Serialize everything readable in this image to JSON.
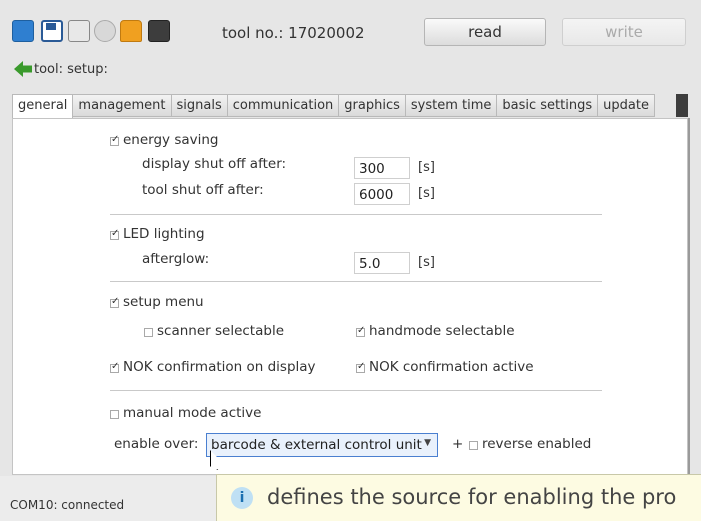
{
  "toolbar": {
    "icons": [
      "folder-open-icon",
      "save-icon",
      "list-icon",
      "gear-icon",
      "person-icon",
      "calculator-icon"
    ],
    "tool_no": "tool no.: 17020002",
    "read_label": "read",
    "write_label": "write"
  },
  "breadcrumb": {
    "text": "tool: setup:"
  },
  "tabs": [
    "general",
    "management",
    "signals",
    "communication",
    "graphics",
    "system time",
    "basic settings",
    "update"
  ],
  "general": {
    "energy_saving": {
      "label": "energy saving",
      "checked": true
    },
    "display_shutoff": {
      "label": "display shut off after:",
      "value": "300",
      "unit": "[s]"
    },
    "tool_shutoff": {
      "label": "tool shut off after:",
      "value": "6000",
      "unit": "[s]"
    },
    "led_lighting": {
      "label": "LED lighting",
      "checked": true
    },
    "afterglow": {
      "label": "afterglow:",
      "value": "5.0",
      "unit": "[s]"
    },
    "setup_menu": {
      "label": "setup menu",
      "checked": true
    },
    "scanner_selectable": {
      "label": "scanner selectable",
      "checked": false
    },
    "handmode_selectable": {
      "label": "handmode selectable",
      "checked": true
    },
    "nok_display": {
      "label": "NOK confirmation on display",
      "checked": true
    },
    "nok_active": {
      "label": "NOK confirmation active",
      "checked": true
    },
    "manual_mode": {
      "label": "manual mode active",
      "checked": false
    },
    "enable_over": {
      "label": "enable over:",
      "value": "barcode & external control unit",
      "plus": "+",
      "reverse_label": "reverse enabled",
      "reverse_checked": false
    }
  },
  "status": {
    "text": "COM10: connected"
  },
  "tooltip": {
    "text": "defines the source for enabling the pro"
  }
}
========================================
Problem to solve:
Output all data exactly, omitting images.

Answer to this task:
Serialize everything readable in this image to JSON.
{
  "toolbar": {
    "icons": [
      "folder-open-icon",
      "save-icon",
      "list-icon",
      "gear-icon",
      "person-icon",
      "calculator-icon"
    ],
    "tool_no": "tool no.: 17020002",
    "read_label": "read",
    "write_label": "write"
  },
  "breadcrumb": {
    "text": "tool: setup:"
  },
  "tabs": [
    "general",
    "management",
    "signals",
    "communication",
    "graphics",
    "system time",
    "basic settings",
    "update"
  ],
  "general": {
    "energy_saving": {
      "label": "energy saving",
      "checked": true
    },
    "display_shutoff": {
      "label": "display shut off after:",
      "value": "300",
      "unit": "[s]"
    },
    "tool_shutoff": {
      "label": "tool shut off after:",
      "value": "6000",
      "unit": "[s]"
    },
    "led_lighting": {
      "label": "LED lighting",
      "checked": true
    },
    "afterglow": {
      "label": "afterglow:",
      "value": "5.0",
      "unit": "[s]"
    },
    "setup_menu": {
      "label": "setup menu",
      "checked": true
    },
    "scanner_selectable": {
      "label": "scanner selectable",
      "checked": false
    },
    "handmode_selectable": {
      "label": "handmode selectable",
      "checked": true
    },
    "nok_display": {
      "label": "NOK confirmation on display",
      "checked": true
    },
    "nok_active": {
      "label": "NOK confirmation active",
      "checked": true
    },
    "manual_mode": {
      "label": "manual mode active",
      "checked": false
    },
    "enable_over": {
      "label": "enable over:",
      "value": "barcode & external control unit",
      "plus": "+",
      "reverse_label": "reverse enabled",
      "reverse_checked": false
    }
  },
  "status": {
    "text": "COM10: connected"
  },
  "tooltip": {
    "text": "defines the source for enabling the pro"
  }
}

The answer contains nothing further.